BinderHub API Documentation#


There’s one API endpoint, which is:


Even though it says build it actually performs launch.

  • provider_prefix identifies the provider.

  • spec defines the source of the computing environment to be built and served using the given provider.


The provider_prefix can be any of the supported repository providers in BinderHub, see the Repository Providers section for supported inputs.

To use this endpoint, construct an appropriate URL and send a request.

You’ll get back an Event Stream. It’s pretty much just a long-lived HTTP connection with a well known JSON based data protocol. It’s one-way communication only (server to client) and is straightforward to implement across multiple languages.
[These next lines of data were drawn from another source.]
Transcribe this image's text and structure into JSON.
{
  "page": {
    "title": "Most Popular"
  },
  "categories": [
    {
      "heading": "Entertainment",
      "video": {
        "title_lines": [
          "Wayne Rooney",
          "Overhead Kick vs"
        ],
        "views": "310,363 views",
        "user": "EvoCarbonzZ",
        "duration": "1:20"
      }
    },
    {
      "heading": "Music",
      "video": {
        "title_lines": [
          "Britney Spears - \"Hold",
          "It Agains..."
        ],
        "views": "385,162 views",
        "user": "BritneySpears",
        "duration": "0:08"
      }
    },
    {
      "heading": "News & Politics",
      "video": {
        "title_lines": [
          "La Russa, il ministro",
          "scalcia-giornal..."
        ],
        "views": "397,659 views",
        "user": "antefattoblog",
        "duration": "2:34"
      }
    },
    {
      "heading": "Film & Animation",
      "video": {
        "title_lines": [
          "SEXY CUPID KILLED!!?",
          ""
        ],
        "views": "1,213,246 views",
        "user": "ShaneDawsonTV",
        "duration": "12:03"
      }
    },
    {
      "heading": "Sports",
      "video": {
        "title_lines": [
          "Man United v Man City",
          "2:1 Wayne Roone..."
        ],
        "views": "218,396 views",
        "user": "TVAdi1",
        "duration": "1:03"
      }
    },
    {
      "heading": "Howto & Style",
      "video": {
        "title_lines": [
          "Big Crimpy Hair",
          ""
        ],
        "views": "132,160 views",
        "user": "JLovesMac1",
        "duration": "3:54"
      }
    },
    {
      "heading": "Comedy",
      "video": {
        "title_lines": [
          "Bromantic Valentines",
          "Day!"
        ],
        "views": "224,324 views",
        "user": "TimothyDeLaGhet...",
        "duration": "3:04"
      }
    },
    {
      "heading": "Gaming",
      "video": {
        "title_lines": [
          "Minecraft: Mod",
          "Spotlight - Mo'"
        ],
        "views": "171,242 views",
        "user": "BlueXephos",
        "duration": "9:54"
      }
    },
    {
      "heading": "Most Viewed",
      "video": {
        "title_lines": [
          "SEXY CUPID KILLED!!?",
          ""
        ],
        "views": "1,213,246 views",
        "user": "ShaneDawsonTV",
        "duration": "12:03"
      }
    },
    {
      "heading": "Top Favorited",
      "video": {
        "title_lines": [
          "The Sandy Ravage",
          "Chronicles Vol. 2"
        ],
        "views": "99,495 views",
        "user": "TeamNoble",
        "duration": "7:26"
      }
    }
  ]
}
When the request is received, the following happens:

  1. Check if this image exists in our cached image registry. If so, launch it.

  2. If it doesn’t exist in the image registry, we check if a build is currently running. If it is, we attach to it and start streaming logs from it to the user.

  3. If there is no build in progress, we start a build and start streaming logs from it to the user.

  4. If the build succeeds, we contact the JupyterHub API and start launching the server.


This section catalogs the different events you might receive.


Emitted whenever a build or launch fails. You must close your EventStream when you receive this event.

{'phase': 'failed', 'message': 'Reason for failure'}


Emitted after the image has been built, before launching begins. This is emitted in the start if the image has been found in the cache registry, or after build completes successfully if we had to do a build.

{'phase': 'built', 'message': 'Human readable message', 'imageName': 'Full name of the image that is in the cached docker registry'}

Note that clients shouldn’t rely on the imageName field for anything specific. It should be considered an internal implementation detail.


Emitted when we started a build pod and are waiting for it to start.

{'phase': 'waiting', 'message': 'Human readable message'}


Emitted during the actual building process. Direct stream of logs from the build pod from repo2docker, in the same form as logs from a normal docker build.

{'phase': 'building', 'message': 'Log message'}


Emitted when fetching the repository to be built from its source (GitHub, GitLab, wherever).

{'phase': 'fetching', 'message': 'log messages from fetching process'}


Emitted when the image is being pushed to the cache registry. This provides structured status info that could be in a progressbar. It’s structured similar to the output of docker push.

{'phase': 'pushing', 'message': 'Human readable message', 'progress': {'layer1':  {'current': <bytes-pushed>, 'total': <full-bytes>}, 'layer2': {'current': <bytes-pushed>, 'total': <full-bytes>}, 'layer3': "Pushed", 'layer4': 'Layer already exists'}}


When the repo has been built, and we’re in the process of waiting for the hub to launch. This could end up succeeding and emitting a ‘ready’ event or failing and emitting a ‘failed’ event.

{'phase': 'launching', 'message': 'user friendly message'}


When your notebook is ready! You get a endpoint URL and a token used to access it. You can access the notebook / API by using the token in one of the ways the notebook accepts security tokens.

{"phase": "ready", "message": "Human readable message", "url": "full-url-of-notebook-server", "token": "notebook-server-token"}


In EventSource, all lines beginning with : are considered comments. We send a :heartbeat every 30s to make sure that we can pass through proxies without our request being killed.